[Excerpts from a dataset]
++++++++++
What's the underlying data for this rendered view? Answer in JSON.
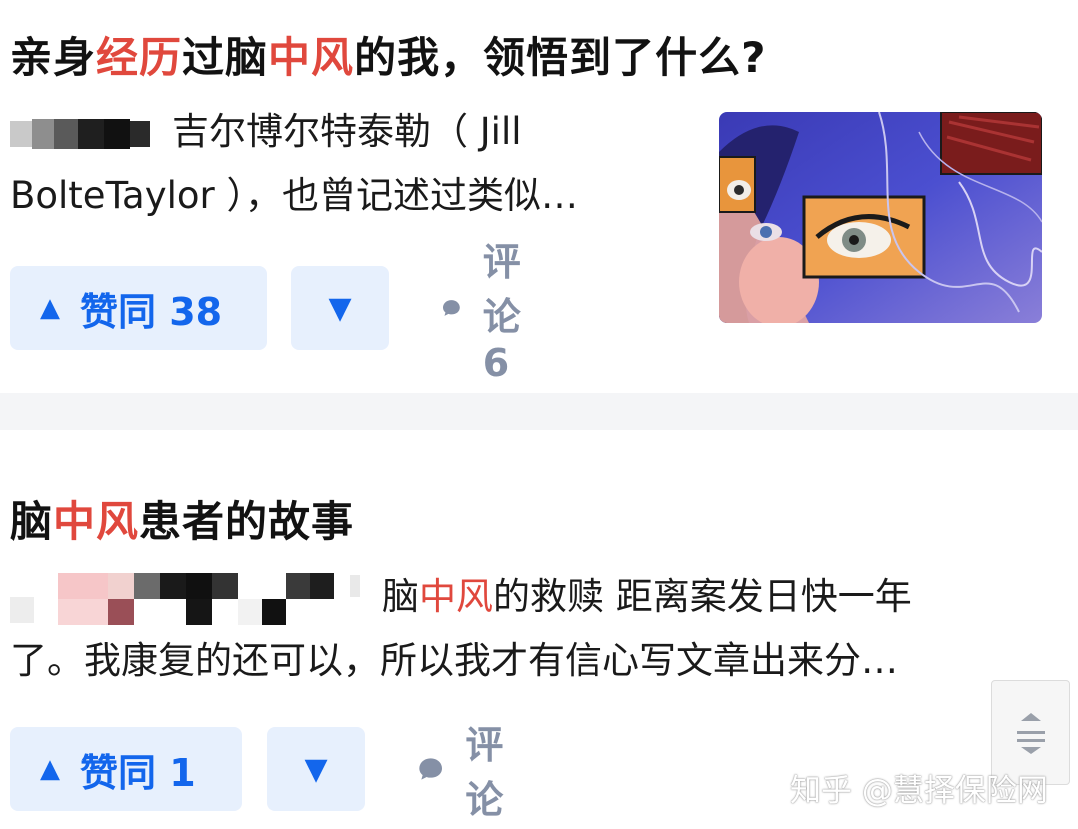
{
  "cards": [
    {
      "title_parts": [
        "亲身",
        "经历",
        "过脑",
        "中风",
        "的我，领悟到了什么?"
      ],
      "excerpt_line1": "吉尔博尔特泰勒（ Jill",
      "excerpt_line2": "BolteTaylor ），也曾记述过类似…",
      "upvote_label": "赞同 38",
      "comment_label": "评论 6",
      "thumbnail": "illustration-woman-face-eyes"
    },
    {
      "title_parts": [
        "脑",
        "中风",
        "患者的故事"
      ],
      "excerpt_line1_parts": [
        "脑",
        "中风",
        "的救赎 距离案发日快一年"
      ],
      "excerpt_line2": "了。我康复的还可以，所以我才有信心写文章出来分…",
      "upvote_label": "赞同 1",
      "comment_label": "评论"
    }
  ],
  "icons": {
    "upvote": "triangle-up-icon",
    "downvote": "triangle-down-icon",
    "comment": "speech-bubble-icon",
    "scroll": "scroll-top-icon"
  },
  "colors": {
    "highlight": "#e0483d",
    "vote_text": "#1366ec",
    "vote_bg": "#e7f0fd",
    "comment_gray": "#8590a6"
  },
  "watermark": "知乎 @慧择保险网"
}
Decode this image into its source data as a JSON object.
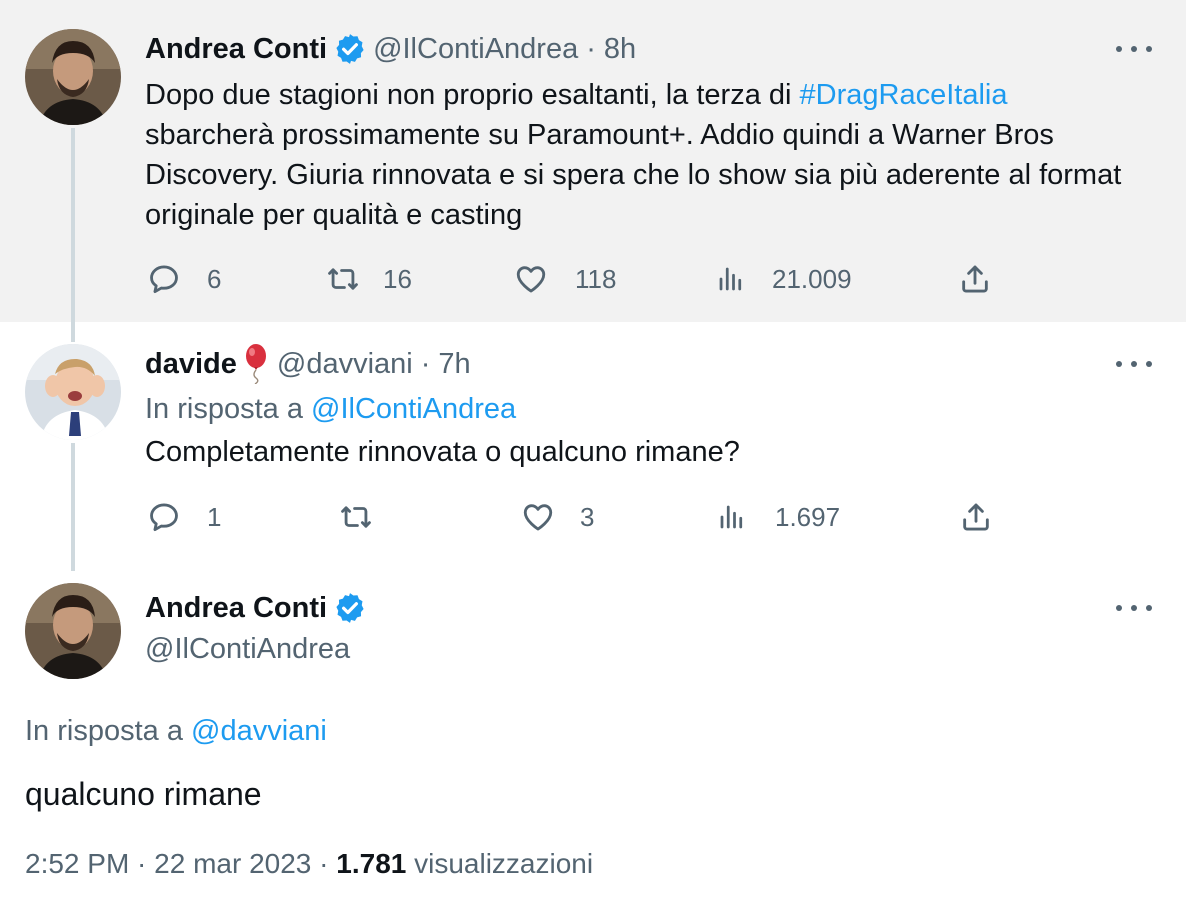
{
  "tweet1": {
    "name": "Andrea Conti",
    "handle": "@IlContiAndrea",
    "sep": "·",
    "time": "8h",
    "text_before": "Dopo due stagioni non proprio esaltanti, la terza di ",
    "hashtag": "#DragRaceItalia",
    "text_after": " sbarcherà prossimamente su Paramount+. Addio quindi a Warner Bros Discovery. Giuria rinnovata e si spera che lo show sia più aderente al format originale per qualità e casting",
    "replies": "6",
    "retweets": "16",
    "likes": "118",
    "views": "21.009"
  },
  "tweet2": {
    "name": "davide",
    "handle": "@davviani",
    "sep": "·",
    "time": "7h",
    "reply_prefix": "In risposta a ",
    "reply_to": "@IlContiAndrea",
    "text": "Completamente rinnovata o qualcuno rimane?",
    "replies": "1",
    "retweets": "",
    "likes": "3",
    "views": "1.697"
  },
  "tweet3": {
    "name": "Andrea Conti",
    "handle": "@IlContiAndrea",
    "reply_prefix": "In risposta a ",
    "reply_to": "@davviani",
    "text": "qualcuno rimane",
    "timestamp": "2:52 PM · 22 mar 2023 · ",
    "views_count": "1.781",
    "views_label": " visualizzazioni"
  },
  "colors": {
    "link": "#1d9bf0",
    "secondary": "#536471",
    "highlight_bg": "#f2f2f2"
  },
  "icons": [
    "verified-badge-icon",
    "balloon-emoji-icon",
    "more-icon",
    "reply-icon",
    "retweet-icon",
    "like-icon",
    "views-icon",
    "share-icon"
  ]
}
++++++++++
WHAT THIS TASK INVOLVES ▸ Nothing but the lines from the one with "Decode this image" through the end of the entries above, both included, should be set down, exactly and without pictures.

RESULT BELOW ▸
Decode this image into its source data as a JSON object.
{
  "tweet1": {
    "name": "Andrea Conti",
    "handle": "@IlContiAndrea",
    "sep": "·",
    "time": "8h",
    "text_before": "Dopo due stagioni non proprio esaltanti, la terza di ",
    "hashtag": "#DragRaceItalia",
    "text_after": " sbarcherà prossimamente su Paramount+. Addio quindi a Warner Bros Discovery. Giuria rinnovata e si spera che lo show sia più aderente al format originale per qualità e casting",
    "replies": "6",
    "retweets": "16",
    "likes": "118",
    "views": "21.009"
  },
  "tweet2": {
    "name": "davide",
    "handle": "@davviani",
    "sep": "·",
    "time": "7h",
    "reply_prefix": "In risposta a ",
    "reply_to": "@IlContiAndrea",
    "text": "Completamente rinnovata o qualcuno rimane?",
    "replies": "1",
    "retweets": "",
    "likes": "3",
    "views": "1.697"
  },
  "tweet3": {
    "name": "Andrea Conti",
    "handle": "@IlContiAndrea",
    "reply_prefix": "In risposta a ",
    "reply_to": "@davviani",
    "text": "qualcuno rimane",
    "timestamp": "2:52 PM · 22 mar 2023 · ",
    "views_count": "1.781",
    "views_label": " visualizzazioni"
  },
  "colors": {
    "link": "#1d9bf0",
    "secondary": "#536471",
    "highlight_bg": "#f2f2f2"
  },
  "icons": [
    "verified-badge-icon",
    "balloon-emoji-icon",
    "more-icon",
    "reply-icon",
    "retweet-icon",
    "like-icon",
    "views-icon",
    "share-icon"
  ]
}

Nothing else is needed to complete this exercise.